### DESCRIPTION OF THE TASK
Would you copy out, exactly as written, each line from the one containing "Read all visible content and emit it as JSON." to the end of the records below?

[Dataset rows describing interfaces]
------------------------------
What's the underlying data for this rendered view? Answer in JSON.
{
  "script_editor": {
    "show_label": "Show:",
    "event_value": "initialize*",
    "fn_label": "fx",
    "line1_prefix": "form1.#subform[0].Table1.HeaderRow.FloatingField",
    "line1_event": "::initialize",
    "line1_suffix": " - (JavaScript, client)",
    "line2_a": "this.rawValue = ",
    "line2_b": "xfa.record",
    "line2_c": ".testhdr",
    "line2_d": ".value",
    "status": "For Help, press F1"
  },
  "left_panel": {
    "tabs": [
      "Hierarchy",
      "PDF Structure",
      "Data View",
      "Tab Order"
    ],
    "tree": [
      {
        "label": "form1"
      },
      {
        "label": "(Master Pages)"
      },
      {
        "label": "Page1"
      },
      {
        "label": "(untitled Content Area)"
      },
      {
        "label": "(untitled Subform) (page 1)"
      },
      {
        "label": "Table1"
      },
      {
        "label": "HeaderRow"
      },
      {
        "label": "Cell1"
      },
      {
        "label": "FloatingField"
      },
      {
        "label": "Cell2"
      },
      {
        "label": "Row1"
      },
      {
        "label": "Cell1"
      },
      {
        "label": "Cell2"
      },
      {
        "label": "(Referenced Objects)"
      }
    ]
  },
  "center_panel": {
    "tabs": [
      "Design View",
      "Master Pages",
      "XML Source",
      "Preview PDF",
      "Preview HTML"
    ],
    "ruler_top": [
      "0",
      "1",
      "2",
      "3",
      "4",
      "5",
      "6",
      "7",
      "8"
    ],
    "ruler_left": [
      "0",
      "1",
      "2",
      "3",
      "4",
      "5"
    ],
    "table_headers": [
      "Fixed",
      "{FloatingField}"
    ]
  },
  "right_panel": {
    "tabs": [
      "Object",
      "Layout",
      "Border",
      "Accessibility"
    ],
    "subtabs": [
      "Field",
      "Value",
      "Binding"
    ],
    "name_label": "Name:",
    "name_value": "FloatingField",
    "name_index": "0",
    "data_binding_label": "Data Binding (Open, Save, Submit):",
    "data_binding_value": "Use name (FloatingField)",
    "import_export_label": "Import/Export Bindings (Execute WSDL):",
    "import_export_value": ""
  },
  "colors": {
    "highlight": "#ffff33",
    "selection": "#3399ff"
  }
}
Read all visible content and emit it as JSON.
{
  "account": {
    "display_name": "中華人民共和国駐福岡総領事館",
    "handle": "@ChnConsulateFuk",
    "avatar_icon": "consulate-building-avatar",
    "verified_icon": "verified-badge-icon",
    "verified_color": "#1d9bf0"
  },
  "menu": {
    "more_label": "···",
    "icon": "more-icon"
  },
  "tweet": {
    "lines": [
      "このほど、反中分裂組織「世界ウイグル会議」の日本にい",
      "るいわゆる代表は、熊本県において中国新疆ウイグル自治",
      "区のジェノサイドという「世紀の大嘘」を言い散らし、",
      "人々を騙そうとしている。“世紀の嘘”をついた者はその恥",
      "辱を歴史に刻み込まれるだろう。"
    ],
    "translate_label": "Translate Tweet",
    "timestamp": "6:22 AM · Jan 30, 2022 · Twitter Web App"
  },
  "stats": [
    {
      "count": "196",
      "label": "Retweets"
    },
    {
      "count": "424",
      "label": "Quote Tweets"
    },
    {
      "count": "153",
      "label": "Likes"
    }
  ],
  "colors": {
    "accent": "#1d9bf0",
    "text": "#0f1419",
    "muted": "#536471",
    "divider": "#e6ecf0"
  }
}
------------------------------
### RESPONSE TO THE TASK
Read all visible content and emit it as JSON.
{
  "account": {
    "display_name": "中華人民共和国駐福岡総領事館",
    "handle": "@ChnConsulateFuk",
    "avatar_icon": "consulate-building-avatar",
    "verified_icon": "verified-badge-icon",
    "verified_color": "#1d9bf0"
  },
  "menu": {
    "more_label": "···",
    "icon": "more-icon"
  },
  "tweet": {
    "lines": [
      "このほど、反中分裂組織「世界ウイグル会議」の日本にい",
      "るいわゆる代表は、熊本県において中国新疆ウイグル自治",
      "区のジェノサイドという「世紀の大嘘」を言い散らし、",
      "人々を騙そうとしている。“世紀の嘘”をついた者はその恥",
      "辱を歴史に刻み込まれるだろう。"
    ],
    "translate_label": "Translate Tweet",
    "timestamp": "6:22 AM · Jan 30, 2022 · Twitter Web App"
  },
  "stats": [
    {
      "count": "196",
      "label": "Retweets"
    },
    {
      "count": "424",
      "label": "Quote Tweets"
    },
    {
      "count": "153",
      "label": "Likes"
    }
  ],
  "colors": {
    "accent": "#1d9bf0",
    "text": "#0f1419",
    "muted": "#536471",
    "divider": "#e6ecf0"
  }
}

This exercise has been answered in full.